▸ REQUIRED WORK
What follows is a set of entries. Give them again exactly, without the pictures.

▸ Items from an interface collection
BEGIN

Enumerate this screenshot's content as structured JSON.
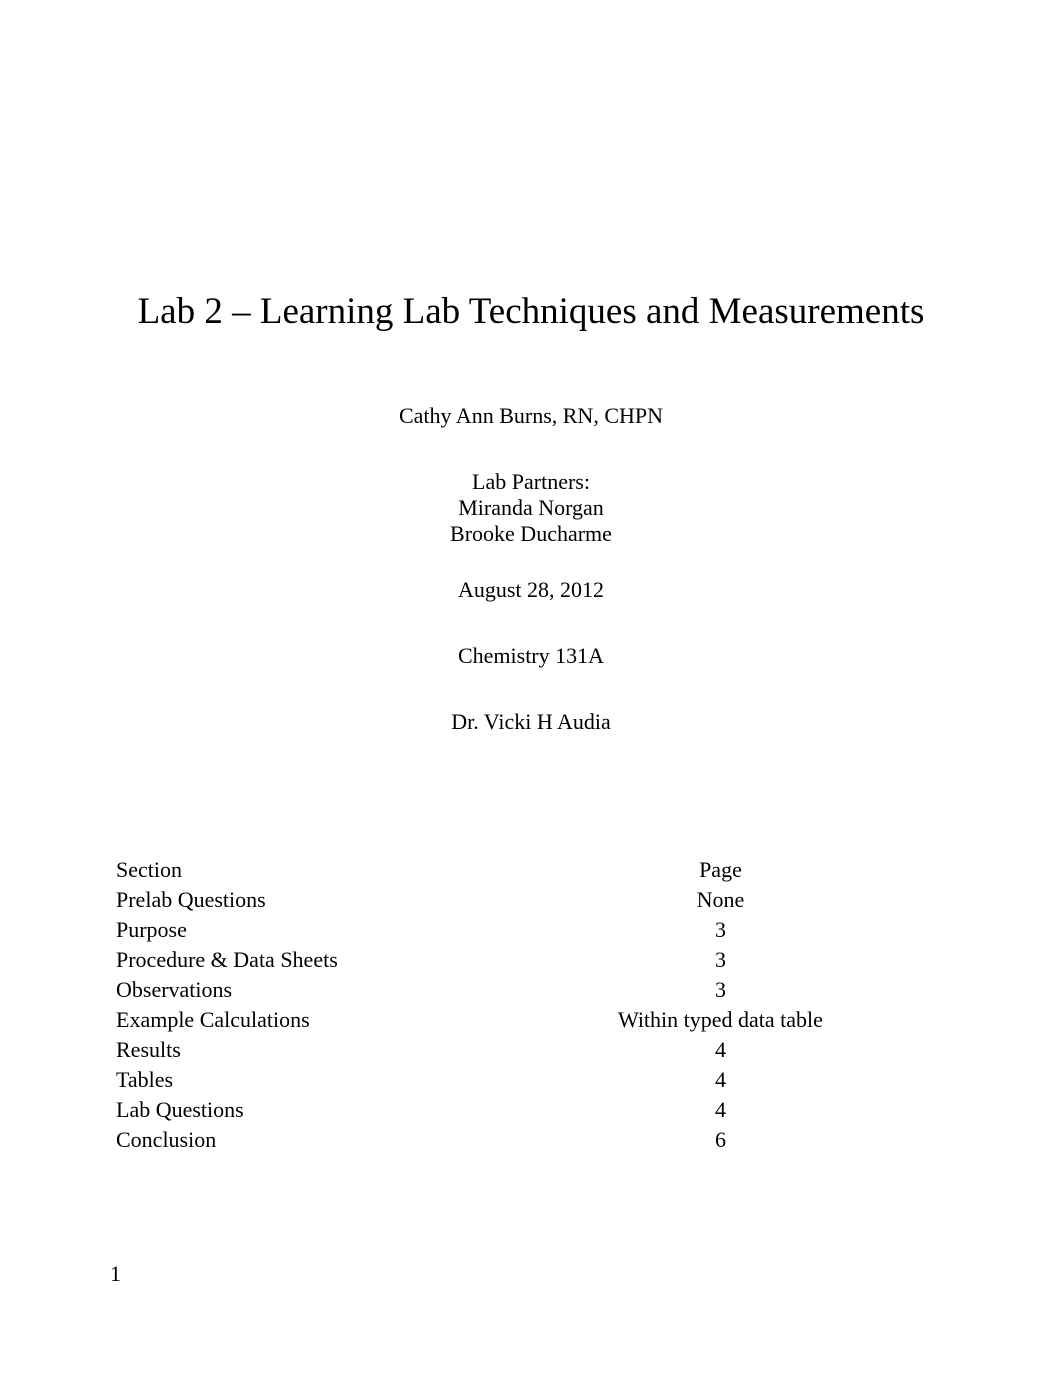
{
  "title": "Lab 2 – Learning Lab Techniques and Measurements",
  "author": "Cathy Ann Burns, RN, CHPN",
  "partners_label": "Lab Partners:",
  "partners": [
    "Miranda Norgan",
    "Brooke Ducharme"
  ],
  "date": "August 28, 2012",
  "course": "Chemistry 131A",
  "instructor": "Dr. Vicki H Audia",
  "toc": {
    "header": {
      "section": "Section",
      "page": "Page"
    },
    "rows": [
      {
        "section": "Prelab Questions",
        "page": "None"
      },
      {
        "section": "Purpose",
        "page": "3"
      },
      {
        "section": "Procedure & Data Sheets",
        "page": "3"
      },
      {
        "section": "Observations",
        "page": "3"
      },
      {
        "section": "Example Calculations",
        "page": "Within typed data table"
      },
      {
        "section": "Results",
        "page": "4"
      },
      {
        "section": "Tables",
        "page": "4"
      },
      {
        "section": "Lab Questions",
        "page": "4"
      },
      {
        "section": "Conclusion",
        "page": "6"
      }
    ]
  },
  "page_number": "1"
}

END

▸ SOLUTION TO THIS TASK
Enumerate this screenshot's content as structured JSON.
{
  "title": "Lab 2 – Learning Lab Techniques and Measurements",
  "author": "Cathy Ann Burns, RN, CHPN",
  "partners_label": "Lab Partners:",
  "partners": [
    "Miranda Norgan",
    "Brooke Ducharme"
  ],
  "date": "August 28, 2012",
  "course": "Chemistry 131A",
  "instructor": "Dr. Vicki H Audia",
  "toc": {
    "header": {
      "section": "Section",
      "page": "Page"
    },
    "rows": [
      {
        "section": "Prelab Questions",
        "page": "None"
      },
      {
        "section": "Purpose",
        "page": "3"
      },
      {
        "section": "Procedure & Data Sheets",
        "page": "3"
      },
      {
        "section": "Observations",
        "page": "3"
      },
      {
        "section": "Example Calculations",
        "page": "Within typed data table"
      },
      {
        "section": "Results",
        "page": "4"
      },
      {
        "section": "Tables",
        "page": "4"
      },
      {
        "section": "Lab Questions",
        "page": "4"
      },
      {
        "section": "Conclusion",
        "page": "6"
      }
    ]
  },
  "page_number": "1"
}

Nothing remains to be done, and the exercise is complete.